Karin Kallmaker has posted the speech she gave for Dorothy Allison’s Golden Crown Literary Society 2018 Trailblazer AwardGolden Crown Literary Society 2018 Trailblazer Award. It’s a great and impassioned introduction to Allison’s essential work.
Maggie Terry, A Novel will be released by Feminist Press in September 2018.
Post-rehab, Maggie Terry is single-mindedly trying to keep her head down in New York City. There’s a madman in the White House, the subways are constantly delayed, summer is relentless, and neighborhoods all seem to blend together.
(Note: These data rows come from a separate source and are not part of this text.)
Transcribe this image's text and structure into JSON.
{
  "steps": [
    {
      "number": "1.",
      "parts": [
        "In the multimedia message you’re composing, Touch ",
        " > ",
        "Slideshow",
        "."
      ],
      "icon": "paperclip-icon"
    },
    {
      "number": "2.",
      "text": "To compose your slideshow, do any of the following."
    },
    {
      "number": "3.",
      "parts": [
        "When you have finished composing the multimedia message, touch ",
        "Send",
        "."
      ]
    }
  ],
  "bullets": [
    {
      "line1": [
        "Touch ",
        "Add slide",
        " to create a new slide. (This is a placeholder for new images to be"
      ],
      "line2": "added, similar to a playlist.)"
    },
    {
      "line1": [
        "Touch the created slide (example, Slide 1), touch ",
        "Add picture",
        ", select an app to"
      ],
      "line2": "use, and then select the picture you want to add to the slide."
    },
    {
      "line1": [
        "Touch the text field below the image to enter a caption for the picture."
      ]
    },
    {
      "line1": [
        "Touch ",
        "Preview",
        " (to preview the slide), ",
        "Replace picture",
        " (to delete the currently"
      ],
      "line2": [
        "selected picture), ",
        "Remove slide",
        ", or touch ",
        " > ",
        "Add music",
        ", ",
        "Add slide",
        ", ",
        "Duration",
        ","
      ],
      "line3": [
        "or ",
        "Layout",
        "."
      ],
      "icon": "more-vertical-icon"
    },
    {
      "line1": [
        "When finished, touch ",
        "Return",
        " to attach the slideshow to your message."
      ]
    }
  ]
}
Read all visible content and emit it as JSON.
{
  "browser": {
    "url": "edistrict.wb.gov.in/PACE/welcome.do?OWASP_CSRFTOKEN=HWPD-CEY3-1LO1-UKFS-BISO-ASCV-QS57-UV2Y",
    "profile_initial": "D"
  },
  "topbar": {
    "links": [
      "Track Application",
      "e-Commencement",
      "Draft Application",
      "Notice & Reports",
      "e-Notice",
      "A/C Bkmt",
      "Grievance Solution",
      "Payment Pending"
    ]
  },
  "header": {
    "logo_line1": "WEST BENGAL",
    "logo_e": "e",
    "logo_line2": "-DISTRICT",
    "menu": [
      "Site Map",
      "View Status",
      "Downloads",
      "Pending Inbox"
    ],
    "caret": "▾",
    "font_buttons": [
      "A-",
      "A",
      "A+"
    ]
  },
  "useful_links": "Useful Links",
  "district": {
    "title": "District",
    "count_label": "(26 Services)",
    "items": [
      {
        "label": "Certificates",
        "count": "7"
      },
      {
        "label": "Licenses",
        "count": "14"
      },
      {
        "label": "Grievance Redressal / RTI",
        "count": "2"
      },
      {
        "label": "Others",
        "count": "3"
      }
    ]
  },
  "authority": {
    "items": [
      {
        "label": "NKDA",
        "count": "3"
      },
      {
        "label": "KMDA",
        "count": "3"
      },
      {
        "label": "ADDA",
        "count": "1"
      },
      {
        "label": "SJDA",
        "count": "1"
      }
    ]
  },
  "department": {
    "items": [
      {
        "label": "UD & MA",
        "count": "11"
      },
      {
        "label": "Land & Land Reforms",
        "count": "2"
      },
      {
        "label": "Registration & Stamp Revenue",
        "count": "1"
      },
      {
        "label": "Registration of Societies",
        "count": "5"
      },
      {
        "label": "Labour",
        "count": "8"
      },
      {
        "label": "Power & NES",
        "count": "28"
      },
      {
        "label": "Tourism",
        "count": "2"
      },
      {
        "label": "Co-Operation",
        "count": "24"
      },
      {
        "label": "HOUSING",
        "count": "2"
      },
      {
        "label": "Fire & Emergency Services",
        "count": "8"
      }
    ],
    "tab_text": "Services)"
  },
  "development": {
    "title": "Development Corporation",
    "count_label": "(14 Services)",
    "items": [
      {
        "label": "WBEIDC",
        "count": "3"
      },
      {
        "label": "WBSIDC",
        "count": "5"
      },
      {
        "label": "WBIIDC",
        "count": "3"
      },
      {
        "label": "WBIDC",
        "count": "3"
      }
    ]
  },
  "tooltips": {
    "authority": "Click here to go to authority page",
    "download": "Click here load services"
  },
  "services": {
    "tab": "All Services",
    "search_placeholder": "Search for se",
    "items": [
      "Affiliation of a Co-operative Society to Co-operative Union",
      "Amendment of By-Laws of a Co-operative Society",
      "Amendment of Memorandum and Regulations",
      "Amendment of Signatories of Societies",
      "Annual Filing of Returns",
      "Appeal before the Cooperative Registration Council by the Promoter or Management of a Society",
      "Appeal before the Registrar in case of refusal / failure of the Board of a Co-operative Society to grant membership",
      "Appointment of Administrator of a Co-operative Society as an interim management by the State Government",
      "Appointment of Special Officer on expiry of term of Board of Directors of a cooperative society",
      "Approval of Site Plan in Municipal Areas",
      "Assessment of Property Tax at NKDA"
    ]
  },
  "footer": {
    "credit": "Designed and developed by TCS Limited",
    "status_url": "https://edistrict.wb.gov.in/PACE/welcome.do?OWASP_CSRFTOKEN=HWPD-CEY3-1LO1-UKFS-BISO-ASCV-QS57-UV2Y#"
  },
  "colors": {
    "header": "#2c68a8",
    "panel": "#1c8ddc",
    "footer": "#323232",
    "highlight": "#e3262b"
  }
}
Against this absurd backdrop, Maggie wants nothing more than to slowly rebuild her life in hopes of being reunited with her daughter. But her first day on the job as a private investigator lands her in the middle of a sensational new case: actress strangled. If Maggie is going to solve this mystery, she’ll have to shake the ghosts—dead NYPD partner, vindictive ex, steadfast drug habit—that have long ruled her life.
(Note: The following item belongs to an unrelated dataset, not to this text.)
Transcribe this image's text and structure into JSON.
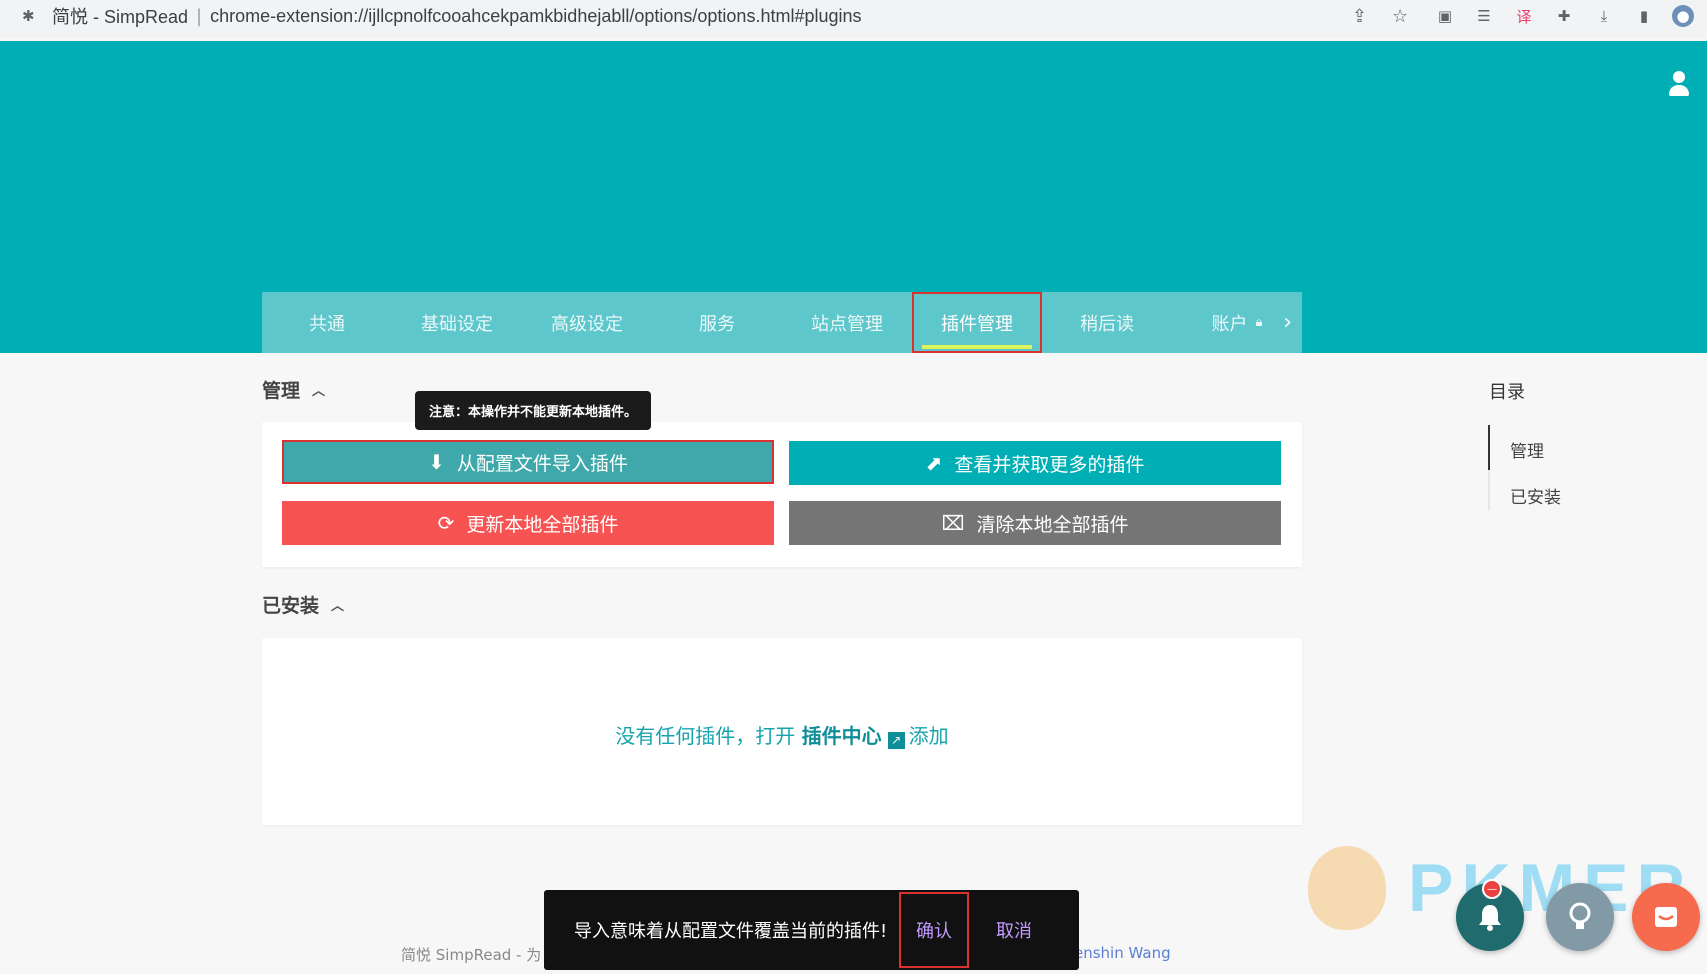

Seriously cannot wait for this!
I was eleven years’ old when this happened and I remember it vividly. I wasn’t the kind of kid who always knew they were gay, but the protest really affected me and stuck in my mind. On some level, I seemed to know that it mattered and it had something to do with me.
I’m constantly amazed by just how different the world has been for LGBTQ people who grew up in the UK after the repeal of Section 28.
At this point I would like to make a radical proposal: that we temporarily forget about who calls themselves a lesbian; why, or why not. Instead, I propose that we look into the emotional, psychological, economic, political, intellectual, artistic, sexual, daily and life long experiences of women who allowed or refused the embrace. The conversations that did happen and did not. The words permitted, and those uttered without permission. The invitations refused and accepted. The fears. The imaginations, erotic and projected. The walks in the woods, the fucking, the pleasure of the company acknowledged and refused. The meals, the conversation, how and what conversations provoked, the actions, the artworks, the articles, books, tears, orgasms realized/failed/imagined/remembered, caresses, tendernesses, the refusals of tenderness, kisses that were and should have been, and how this moved the earth, the culture, the society or even just one or two people’s small lives. I propose that we call this whatever we want to call it, but that we not let it fall by the wayside, because when those of us creating queer history and culture display a reluctance to go deeper and transcend the artifice of restrictive thinking, the mainstream representations are handed a convenient model of hesitant obscuration. Lesbians give each other meaning in private, and it is too easy to keep the secret. It doesn’t have to be clean, neat, safe, compartmentalized, or expected. Show it all and let the chips fall where they may.
Sarah Schulman, ‘Making Lesbian History Visible: A Proposal’ at Out History